Police, Power and Privacy is a special five-part investigative series that looks at why police across the country want new powers to track tech-savvy suspects, and why privacy advocates say they should be denied.
Most Canadians feel strongly about their right to privacy online, but a new poll shows the vast majority are willing to grant police new powers to track suspects in the digital realm — so long as the courts oversee the cops.
Nearly half of the respondents to an Abacus Data survey of 2,500 Canadians agreed that citizens should have a right to complete digital privacy. But many appeared to change their mind when asked if an individual suspected of committing a serious crime should have the same right to keep their identity hidden from police.
"The vast majority of Canadians … are willing to accept certain conditions … if it means that public safety is put first and their own families or personal safety is protected because police and intelligence agencies have these tools," Abacus CEO David Coletto said.
"When a judge is involved, when a warrant is needed, we find broad support. It's only when you take away that judicial oversight that you see a much more divided population."
The survey, conducted on behalf of CBC News and the Toronto Star, asked Canadians about their views on three specific proposals to expand police powers, which are raised in a federal discussion paper that's part of a review of Canada's Anti-Terrorism Act.
Police across the country say they need expanded powers to track crime suspects and national security threats who use encryption and other high-tech tricks to hide their digital tracks.
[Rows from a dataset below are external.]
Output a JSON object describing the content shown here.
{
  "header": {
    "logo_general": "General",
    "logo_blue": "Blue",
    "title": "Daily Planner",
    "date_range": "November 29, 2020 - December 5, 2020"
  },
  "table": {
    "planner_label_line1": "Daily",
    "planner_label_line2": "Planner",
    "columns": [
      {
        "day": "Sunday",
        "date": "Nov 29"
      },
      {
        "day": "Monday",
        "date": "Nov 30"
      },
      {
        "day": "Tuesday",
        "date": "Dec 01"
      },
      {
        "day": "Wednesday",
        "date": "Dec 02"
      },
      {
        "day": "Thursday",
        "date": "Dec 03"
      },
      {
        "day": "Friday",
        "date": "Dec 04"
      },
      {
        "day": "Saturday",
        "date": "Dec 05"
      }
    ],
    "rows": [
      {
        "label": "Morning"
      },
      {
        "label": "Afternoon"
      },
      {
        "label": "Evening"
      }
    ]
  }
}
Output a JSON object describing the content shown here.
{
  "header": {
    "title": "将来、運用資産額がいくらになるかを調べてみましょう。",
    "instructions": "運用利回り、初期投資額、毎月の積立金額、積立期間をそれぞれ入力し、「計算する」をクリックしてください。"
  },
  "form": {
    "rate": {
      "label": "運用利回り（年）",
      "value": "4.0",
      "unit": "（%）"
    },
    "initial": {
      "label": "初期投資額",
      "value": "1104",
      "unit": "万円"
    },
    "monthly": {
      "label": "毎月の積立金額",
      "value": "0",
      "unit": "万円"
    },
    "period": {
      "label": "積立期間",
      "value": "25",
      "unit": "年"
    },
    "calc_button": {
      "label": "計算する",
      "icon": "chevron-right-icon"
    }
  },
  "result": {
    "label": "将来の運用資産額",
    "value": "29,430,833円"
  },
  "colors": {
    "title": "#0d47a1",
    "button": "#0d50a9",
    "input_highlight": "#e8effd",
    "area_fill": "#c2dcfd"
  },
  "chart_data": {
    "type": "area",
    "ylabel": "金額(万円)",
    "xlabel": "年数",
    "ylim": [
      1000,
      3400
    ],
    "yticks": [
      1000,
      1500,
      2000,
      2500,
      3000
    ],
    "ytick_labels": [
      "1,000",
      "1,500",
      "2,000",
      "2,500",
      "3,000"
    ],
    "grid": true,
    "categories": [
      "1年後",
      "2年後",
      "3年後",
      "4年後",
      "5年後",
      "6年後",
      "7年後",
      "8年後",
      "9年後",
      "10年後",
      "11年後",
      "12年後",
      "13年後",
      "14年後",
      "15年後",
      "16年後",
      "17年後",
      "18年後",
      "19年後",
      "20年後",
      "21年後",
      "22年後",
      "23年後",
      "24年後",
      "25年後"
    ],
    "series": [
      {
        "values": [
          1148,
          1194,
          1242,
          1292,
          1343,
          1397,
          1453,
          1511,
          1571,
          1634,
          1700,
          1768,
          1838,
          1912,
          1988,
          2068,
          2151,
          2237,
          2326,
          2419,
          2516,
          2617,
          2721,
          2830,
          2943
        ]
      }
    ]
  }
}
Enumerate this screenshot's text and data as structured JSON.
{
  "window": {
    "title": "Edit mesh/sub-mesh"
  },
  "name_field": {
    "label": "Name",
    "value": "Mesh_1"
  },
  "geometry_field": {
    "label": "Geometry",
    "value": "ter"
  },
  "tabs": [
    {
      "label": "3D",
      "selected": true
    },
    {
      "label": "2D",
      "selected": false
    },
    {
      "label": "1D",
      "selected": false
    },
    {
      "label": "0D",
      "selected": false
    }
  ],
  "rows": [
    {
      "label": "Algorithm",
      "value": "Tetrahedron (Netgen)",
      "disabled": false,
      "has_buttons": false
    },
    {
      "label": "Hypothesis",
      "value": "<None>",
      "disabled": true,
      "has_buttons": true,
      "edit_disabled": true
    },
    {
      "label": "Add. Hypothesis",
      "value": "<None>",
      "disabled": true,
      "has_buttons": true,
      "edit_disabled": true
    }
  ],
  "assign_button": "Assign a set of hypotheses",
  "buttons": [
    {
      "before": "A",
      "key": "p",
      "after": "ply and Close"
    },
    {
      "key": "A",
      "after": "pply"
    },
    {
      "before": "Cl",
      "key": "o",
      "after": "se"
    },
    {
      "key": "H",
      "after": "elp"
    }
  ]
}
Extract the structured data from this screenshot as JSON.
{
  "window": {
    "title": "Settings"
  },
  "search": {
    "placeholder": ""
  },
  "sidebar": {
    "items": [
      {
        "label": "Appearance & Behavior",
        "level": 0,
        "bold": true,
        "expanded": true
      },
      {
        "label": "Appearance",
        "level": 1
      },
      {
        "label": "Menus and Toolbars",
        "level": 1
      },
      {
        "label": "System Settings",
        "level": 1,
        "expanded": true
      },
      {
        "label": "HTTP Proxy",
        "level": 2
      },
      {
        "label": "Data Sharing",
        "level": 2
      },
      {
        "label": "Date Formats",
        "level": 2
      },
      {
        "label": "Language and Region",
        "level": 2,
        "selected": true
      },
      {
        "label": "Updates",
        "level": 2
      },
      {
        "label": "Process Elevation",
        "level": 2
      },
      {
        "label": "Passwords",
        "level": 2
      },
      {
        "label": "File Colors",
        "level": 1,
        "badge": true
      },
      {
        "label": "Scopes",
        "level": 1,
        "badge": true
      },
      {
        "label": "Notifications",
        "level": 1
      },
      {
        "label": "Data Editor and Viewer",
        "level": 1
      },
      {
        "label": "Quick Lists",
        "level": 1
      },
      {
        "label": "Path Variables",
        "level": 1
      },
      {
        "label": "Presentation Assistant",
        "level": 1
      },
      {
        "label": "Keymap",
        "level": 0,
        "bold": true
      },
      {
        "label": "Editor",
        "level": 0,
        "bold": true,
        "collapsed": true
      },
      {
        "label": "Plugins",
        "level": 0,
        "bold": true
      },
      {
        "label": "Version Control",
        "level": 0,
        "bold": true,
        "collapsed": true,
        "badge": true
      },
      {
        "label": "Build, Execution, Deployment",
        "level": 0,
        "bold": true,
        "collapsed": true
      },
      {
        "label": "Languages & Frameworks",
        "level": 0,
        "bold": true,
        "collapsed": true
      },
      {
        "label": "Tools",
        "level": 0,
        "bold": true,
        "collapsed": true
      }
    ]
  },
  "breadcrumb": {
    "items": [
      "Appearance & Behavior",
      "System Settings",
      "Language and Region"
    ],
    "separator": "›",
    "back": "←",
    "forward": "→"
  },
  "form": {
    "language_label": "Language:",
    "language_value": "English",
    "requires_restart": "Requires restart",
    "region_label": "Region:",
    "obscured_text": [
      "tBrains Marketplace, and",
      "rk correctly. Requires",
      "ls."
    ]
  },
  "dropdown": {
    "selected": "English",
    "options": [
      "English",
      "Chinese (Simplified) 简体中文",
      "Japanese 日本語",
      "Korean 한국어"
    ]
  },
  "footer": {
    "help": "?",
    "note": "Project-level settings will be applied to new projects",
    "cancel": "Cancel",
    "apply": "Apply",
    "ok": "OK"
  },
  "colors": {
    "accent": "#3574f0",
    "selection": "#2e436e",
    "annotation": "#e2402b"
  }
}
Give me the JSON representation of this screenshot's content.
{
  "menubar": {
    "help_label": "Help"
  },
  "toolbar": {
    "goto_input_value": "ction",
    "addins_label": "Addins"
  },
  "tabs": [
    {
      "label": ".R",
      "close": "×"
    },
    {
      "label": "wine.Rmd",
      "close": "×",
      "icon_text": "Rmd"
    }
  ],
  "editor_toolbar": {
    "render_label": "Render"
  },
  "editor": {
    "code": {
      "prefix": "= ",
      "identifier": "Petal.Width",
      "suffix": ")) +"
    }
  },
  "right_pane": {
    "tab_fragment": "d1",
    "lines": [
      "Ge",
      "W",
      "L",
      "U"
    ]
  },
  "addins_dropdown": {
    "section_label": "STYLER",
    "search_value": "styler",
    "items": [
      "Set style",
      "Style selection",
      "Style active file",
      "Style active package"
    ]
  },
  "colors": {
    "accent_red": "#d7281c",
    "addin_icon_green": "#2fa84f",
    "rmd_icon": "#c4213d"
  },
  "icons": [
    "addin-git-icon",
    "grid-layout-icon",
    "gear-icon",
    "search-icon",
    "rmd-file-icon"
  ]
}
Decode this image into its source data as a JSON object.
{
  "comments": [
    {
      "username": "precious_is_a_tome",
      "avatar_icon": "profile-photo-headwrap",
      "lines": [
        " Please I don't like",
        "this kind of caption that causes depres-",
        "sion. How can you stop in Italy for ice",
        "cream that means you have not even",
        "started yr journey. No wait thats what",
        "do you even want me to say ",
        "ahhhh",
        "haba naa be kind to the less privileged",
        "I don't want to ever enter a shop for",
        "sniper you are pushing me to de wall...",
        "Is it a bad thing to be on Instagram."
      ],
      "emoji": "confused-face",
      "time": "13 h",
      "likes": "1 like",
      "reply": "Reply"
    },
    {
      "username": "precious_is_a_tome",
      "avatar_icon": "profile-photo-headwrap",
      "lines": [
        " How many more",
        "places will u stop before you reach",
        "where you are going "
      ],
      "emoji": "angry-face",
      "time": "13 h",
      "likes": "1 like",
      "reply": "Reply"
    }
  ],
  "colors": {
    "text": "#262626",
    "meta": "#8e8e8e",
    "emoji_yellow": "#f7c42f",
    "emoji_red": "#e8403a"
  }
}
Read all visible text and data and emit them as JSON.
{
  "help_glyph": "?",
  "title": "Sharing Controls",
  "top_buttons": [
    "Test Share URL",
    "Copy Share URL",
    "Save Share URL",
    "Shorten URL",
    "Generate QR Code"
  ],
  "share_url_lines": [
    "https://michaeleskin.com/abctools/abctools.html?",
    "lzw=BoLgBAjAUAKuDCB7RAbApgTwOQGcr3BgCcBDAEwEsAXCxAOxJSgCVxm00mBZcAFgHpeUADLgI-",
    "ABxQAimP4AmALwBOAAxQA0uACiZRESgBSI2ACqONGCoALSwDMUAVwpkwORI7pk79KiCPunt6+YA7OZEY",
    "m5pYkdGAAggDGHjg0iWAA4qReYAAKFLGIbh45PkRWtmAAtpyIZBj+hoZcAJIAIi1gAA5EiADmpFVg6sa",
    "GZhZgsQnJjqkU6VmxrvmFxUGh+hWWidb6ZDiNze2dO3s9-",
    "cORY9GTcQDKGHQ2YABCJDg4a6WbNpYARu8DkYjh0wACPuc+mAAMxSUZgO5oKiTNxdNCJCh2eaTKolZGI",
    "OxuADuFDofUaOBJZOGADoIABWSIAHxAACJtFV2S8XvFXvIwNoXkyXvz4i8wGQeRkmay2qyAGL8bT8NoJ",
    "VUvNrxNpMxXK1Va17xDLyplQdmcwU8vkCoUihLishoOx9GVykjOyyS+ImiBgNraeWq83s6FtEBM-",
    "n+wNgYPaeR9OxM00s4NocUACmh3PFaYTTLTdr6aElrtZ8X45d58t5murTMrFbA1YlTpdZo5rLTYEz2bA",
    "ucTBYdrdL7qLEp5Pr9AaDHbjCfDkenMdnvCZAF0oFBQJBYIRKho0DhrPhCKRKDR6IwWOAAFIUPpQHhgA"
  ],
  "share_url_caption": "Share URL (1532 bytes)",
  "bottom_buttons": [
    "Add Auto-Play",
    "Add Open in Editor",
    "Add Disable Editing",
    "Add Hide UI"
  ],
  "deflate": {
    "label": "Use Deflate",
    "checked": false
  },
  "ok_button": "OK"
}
RCMP Commissioner Bob Paulson put it this way:
"If you've got a complaint of criminality on the internet, you're going to have to think about where you go with that complaint because I don't know that we can help you. And that's a terrible thing for a person who's in charge of a police force to say when citizens, when companies, when corporate Canada, or indeed the government comes to us and says, 'Hey, we've been victimized on the internet.'"
Passwords and encryption codes
Respondents were evenly split on whether police should be able to demand suspects or witnesses hand over passwords or codes to unlock devices and encrypted data.
But support for granting police this authority increased to 77 per cent if a judge is required to first approve a warrant.
Phone and internet user data
Less than half of respondents agreed communications providers should be forced to keep text, email, phone and internet records for two years to assist potential criminal investigations.
But support jumped to 66 per cent if access to the stored information is protected and police would need a judge's order before accessing a suspect's records.
"Under the right conditions, there is broad support for this across political lines, across gender and even across generation," Coletto said.
Paulson says access to this information is crucial.
"That's a very important data set that we would only access with a warrant, but it has to be there," the top Mountie told CBC News and the Toronto Star. "Because there's nothing worse than trying to go and recreate somebody's movements through cell sites or to deduce who the offender is and the data's all been destroyed."
Easy access to subscriber info
Opposition was strongest to the third proposed new power for police: access to basic subscriber information (such as a user's name and IP address) without authorization from a judge.
Most respondents (78 per cent) said police should need judicial approval to ask a communications company for a person's basic digital identity, and only 35 per cent said they'd support a system where a senior police officer or prosecutor could sign off.
Police used to request subscriber information hundreds of thousands of times a year, but that changed in 2014, when the Supreme Court ruled that in the absence of a specific law, police requests to phone and internet companies amount to a search and therefore require a warrant.
Police compare it to looking up licence plate information, which doesn't require permission from a judge.
Plus, Paulson says, Canada lags behind its allies the U.S., Australia, New Zealand and the U.K., which allow senior police officers or prosecutors to oversee the requests.
But again, Coletto says, judicial oversight is clearly important to Canadians.
"Even when we give both sides of the argument, we find Canadians are more likely to oppose a new law that would give police that authority or administrative authorization than those that would support it."
Police, Power and Privacy: A five-part series
"Awareness of these stories has not reached a saturation point," he said.
Abacus Data surveyed 1,500 Canadians in October, and another 1,000 in November. The survey has a margin of error of 2.2 percentage points, 19 times out of 20.